Work required
Reply with each record repeated exactly.

Data records
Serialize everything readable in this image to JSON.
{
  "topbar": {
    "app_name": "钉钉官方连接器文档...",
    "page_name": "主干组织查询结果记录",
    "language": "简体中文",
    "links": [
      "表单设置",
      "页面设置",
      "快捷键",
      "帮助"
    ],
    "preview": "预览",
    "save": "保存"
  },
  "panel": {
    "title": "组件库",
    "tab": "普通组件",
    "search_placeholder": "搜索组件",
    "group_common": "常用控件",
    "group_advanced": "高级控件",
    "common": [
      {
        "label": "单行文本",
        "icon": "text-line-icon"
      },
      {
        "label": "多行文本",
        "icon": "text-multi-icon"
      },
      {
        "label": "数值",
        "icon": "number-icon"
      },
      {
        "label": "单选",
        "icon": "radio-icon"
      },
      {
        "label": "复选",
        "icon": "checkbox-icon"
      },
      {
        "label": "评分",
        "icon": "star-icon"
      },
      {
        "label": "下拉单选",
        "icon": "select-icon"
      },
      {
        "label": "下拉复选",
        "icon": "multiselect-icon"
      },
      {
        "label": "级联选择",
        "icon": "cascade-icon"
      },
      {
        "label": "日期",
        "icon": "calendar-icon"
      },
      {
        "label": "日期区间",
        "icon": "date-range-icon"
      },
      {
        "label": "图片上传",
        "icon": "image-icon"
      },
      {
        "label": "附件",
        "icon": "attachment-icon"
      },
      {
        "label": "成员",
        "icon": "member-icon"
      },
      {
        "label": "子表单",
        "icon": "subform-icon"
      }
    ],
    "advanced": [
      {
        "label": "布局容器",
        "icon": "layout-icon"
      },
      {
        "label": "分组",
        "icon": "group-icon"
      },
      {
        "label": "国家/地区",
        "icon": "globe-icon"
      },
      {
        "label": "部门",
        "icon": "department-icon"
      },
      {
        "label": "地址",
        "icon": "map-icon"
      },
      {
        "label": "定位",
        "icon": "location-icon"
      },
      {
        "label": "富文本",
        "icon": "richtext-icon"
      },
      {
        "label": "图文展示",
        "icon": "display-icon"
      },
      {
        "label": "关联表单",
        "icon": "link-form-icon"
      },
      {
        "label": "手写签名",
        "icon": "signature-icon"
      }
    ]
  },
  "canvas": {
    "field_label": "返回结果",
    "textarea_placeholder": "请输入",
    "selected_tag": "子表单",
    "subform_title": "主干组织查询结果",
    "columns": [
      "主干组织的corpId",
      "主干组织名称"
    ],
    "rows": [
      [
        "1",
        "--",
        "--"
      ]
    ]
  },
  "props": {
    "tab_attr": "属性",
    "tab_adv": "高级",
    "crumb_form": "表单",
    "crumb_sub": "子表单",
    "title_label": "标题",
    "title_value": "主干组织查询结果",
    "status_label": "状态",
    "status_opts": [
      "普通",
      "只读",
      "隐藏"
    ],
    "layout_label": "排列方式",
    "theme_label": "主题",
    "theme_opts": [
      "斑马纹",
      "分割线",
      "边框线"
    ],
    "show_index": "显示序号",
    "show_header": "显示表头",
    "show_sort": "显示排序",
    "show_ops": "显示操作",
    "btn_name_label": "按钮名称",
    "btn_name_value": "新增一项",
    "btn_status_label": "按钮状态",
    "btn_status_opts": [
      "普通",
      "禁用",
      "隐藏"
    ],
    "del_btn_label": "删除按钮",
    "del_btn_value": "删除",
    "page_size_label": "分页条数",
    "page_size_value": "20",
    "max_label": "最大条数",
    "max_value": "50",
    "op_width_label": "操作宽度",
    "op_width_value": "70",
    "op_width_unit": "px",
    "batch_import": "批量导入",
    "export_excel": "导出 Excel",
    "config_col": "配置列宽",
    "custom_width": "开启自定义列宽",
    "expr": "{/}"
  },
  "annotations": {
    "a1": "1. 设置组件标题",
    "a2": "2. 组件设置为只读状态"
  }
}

Answer to this exercise
Serialize everything readable in this image to JSON.
{
  "topbar": {
    "app_name": "钉钉官方连接器文档...",
    "page_name": "主干组织查询结果记录",
    "language": "简体中文",
    "links": [
      "表单设置",
      "页面设置",
      "快捷键",
      "帮助"
    ],
    "preview": "预览",
    "save": "保存"
  },
  "panel": {
    "title": "组件库",
    "tab": "普通组件",
    "search_placeholder": "搜索组件",
    "group_common": "常用控件",
    "group_advanced": "高级控件",
    "common": [
      {
        "label": "单行文本",
        "icon": "text-line-icon"
      },
      {
        "label": "多行文本",
        "icon": "text-multi-icon"
      },
      {
        "label": "数值",
        "icon": "number-icon"
      },
      {
        "label": "单选",
        "icon": "radio-icon"
      },
      {
        "label": "复选",
        "icon": "checkbox-icon"
      },
      {
        "label": "评分",
        "icon": "star-icon"
      },
      {
        "label": "下拉单选",
        "icon": "select-icon"
      },
      {
        "label": "下拉复选",
        "icon": "multiselect-icon"
      },
      {
        "label": "级联选择",
        "icon": "cascade-icon"
      },
      {
        "label": "日期",
        "icon": "calendar-icon"
      },
      {
        "label": "日期区间",
        "icon": "date-range-icon"
      },
      {
        "label": "图片上传",
        "icon": "image-icon"
      },
      {
        "label": "附件",
        "icon": "attachment-icon"
      },
      {
        "label": "成员",
        "icon": "member-icon"
      },
      {
        "label": "子表单",
        "icon": "subform-icon"
      }
    ],
    "advanced": [
      {
        "label": "布局容器",
        "icon": "layout-icon"
      },
      {
        "label": "分组",
        "icon": "group-icon"
      },
      {
        "label": "国家/地区",
        "icon": "globe-icon"
      },
      {
        "label": "部门",
        "icon": "department-icon"
      },
      {
        "label": "地址",
        "icon": "map-icon"
      },
      {
        "label": "定位",
        "icon": "location-icon"
      },
      {
        "label": "富文本",
        "icon": "richtext-icon"
      },
      {
        "label": "图文展示",
        "icon": "display-icon"
      },
      {
        "label": "关联表单",
        "icon": "link-form-icon"
      },
      {
        "label": "手写签名",
        "icon": "signature-icon"
      }
    ]
  },
  "canvas": {
    "field_label": "返回结果",
    "textarea_placeholder": "请输入",
    "selected_tag": "子表单",
    "subform_title": "主干组织查询结果",
    "columns": [
      "主干组织的corpId",
      "主干组织名称"
    ],
    "rows": [
      [
        "1",
        "--",
        "--"
      ]
    ]
  },
  "props": {
    "tab_attr": "属性",
    "tab_adv": "高级",
    "crumb_form": "表单",
    "crumb_sub": "子表单",
    "title_label": "标题",
    "title_value": "主干组织查询结果",
    "status_label": "状态",
    "status_opts": [
      "普通",
      "只读",
      "隐藏"
    ],
    "layout_label": "排列方式",
    "theme_label": "主题",
    "theme_opts": [
      "斑马纹",
      "分割线",
      "边框线"
    ],
    "show_index": "显示序号",
    "show_header": "显示表头",
    "show_sort": "显示排序",
    "show_ops": "显示操作",
    "btn_name_label": "按钮名称",
    "btn_name_value": "新增一项",
    "btn_status_label": "按钮状态",
    "btn_status_opts": [
      "普通",
      "禁用",
      "隐藏"
    ],
    "del_btn_label": "删除按钮",
    "del_btn_value": "删除",
    "page_size_label": "分页条数",
    "page_size_value": "20",
    "max_label": "最大条数",
    "max_value": "50",
    "op_width_label": "操作宽度",
    "op_width_value": "70",
    "op_width_unit": "px",
    "batch_import": "批量导入",
    "export_excel": "导出 Excel",
    "config_col": "配置列宽",
    "custom_width": "开启自定义列宽",
    "expr": "{/}"
  },
  "annotations": {
    "a1": "1. 设置组件标题",
    "a2": "2. 组件设置为只读状态"
  }
}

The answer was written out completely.